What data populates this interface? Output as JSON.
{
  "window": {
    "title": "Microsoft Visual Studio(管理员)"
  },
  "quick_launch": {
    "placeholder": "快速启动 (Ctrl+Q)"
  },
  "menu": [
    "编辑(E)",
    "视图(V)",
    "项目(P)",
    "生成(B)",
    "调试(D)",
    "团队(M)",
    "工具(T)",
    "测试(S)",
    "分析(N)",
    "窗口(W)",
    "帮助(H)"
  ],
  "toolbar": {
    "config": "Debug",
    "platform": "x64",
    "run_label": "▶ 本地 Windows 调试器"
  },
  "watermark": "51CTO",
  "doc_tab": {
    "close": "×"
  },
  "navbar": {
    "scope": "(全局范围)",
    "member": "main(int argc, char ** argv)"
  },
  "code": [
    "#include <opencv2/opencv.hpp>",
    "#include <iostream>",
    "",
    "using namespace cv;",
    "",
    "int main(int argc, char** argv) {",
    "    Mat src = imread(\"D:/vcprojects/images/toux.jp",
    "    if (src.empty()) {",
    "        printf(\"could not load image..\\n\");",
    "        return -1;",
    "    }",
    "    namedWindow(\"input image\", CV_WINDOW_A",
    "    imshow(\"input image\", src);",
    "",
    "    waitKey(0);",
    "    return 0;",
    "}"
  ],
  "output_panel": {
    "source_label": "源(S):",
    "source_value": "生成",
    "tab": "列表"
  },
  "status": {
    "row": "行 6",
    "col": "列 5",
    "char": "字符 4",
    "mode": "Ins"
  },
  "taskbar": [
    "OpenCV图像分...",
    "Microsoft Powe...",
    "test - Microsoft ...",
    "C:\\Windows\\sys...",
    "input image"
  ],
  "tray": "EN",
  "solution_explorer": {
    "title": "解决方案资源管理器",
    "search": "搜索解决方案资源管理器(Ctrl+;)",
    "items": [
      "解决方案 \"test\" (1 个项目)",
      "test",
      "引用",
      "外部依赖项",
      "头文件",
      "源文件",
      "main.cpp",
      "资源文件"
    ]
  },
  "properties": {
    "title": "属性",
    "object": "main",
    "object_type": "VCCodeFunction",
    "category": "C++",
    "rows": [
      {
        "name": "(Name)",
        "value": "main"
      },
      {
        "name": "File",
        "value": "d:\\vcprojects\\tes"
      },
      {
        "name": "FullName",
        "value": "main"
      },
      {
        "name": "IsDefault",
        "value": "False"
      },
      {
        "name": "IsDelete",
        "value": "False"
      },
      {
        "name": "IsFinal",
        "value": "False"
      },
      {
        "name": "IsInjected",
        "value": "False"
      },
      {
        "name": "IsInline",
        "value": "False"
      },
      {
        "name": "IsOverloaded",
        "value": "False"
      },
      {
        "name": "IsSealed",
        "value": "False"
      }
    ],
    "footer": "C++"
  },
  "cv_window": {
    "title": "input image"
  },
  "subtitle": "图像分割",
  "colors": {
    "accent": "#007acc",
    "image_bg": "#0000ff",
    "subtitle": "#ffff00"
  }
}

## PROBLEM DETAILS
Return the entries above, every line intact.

## WORKED SOLUTION
What data populates this interface? Output as JSON.
{
  "window": {
    "title": "Microsoft Visual Studio(管理员)"
  },
  "quick_launch": {
    "placeholder": "快速启动 (Ctrl+Q)"
  },
  "menu": [
    "编辑(E)",
    "视图(V)",
    "项目(P)",
    "生成(B)",
    "调试(D)",
    "团队(M)",
    "工具(T)",
    "测试(S)",
    "分析(N)",
    "窗口(W)",
    "帮助(H)"
  ],
  "toolbar": {
    "config": "Debug",
    "platform": "x64",
    "run_label": "▶ 本地 Windows 调试器"
  },
  "watermark": "51CTO",
  "doc_tab": {
    "close": "×"
  },
  "navbar": {
    "scope": "(全局范围)",
    "member": "main(int argc, char ** argv)"
  },
  "code": [
    "#include <opencv2/opencv.hpp>",
    "#include <iostream>",
    "",
    "using namespace cv;",
    "",
    "int main(int argc, char** argv) {",
    "    Mat src = imread(\"D:/vcprojects/images/toux.jp",
    "    if (src.empty()) {",
    "        printf(\"could not load image..\\n\");",
    "        return -1;",
    "    }",
    "    namedWindow(\"input image\", CV_WINDOW_A",
    "    imshow(\"input image\", src);",
    "",
    "    waitKey(0);",
    "    return 0;",
    "}"
  ],
  "output_panel": {
    "source_label": "源(S):",
    "source_value": "生成",
    "tab": "列表"
  },
  "status": {
    "row": "行 6",
    "col": "列 5",
    "char": "字符 4",
    "mode": "Ins"
  },
  "taskbar": [
    "OpenCV图像分...",
    "Microsoft Powe...",
    "test - Microsoft ...",
    "C:\\Windows\\sys...",
    "input image"
  ],
  "tray": "EN",
  "solution_explorer": {
    "title": "解决方案资源管理器",
    "search": "搜索解决方案资源管理器(Ctrl+;)",
    "items": [
      "解决方案 \"test\" (1 个项目)",
      "test",
      "引用",
      "外部依赖项",
      "头文件",
      "源文件",
      "main.cpp",
      "资源文件"
    ]
  },
  "properties": {
    "title": "属性",
    "object": "main",
    "object_type": "VCCodeFunction",
    "category": "C++",
    "rows": [
      {
        "name": "(Name)",
        "value": "main"
      },
      {
        "name": "File",
        "value": "d:\\vcprojects\\tes"
      },
      {
        "name": "FullName",
        "value": "main"
      },
      {
        "name": "IsDefault",
        "value": "False"
      },
      {
        "name": "IsDelete",
        "value": "False"
      },
      {
        "name": "IsFinal",
        "value": "False"
      },
      {
        "name": "IsInjected",
        "value": "False"
      },
      {
        "name": "IsInline",
        "value": "False"
      },
      {
        "name": "IsOverloaded",
        "value": "False"
      },
      {
        "name": "IsSealed",
        "value": "False"
      }
    ],
    "footer": "C++"
  },
  "cv_window": {
    "title": "input image"
  },
  "subtitle": "图像分割",
  "colors": {
    "accent": "#007acc",
    "image_bg": "#0000ff",
    "subtitle": "#ffff00"
  }
}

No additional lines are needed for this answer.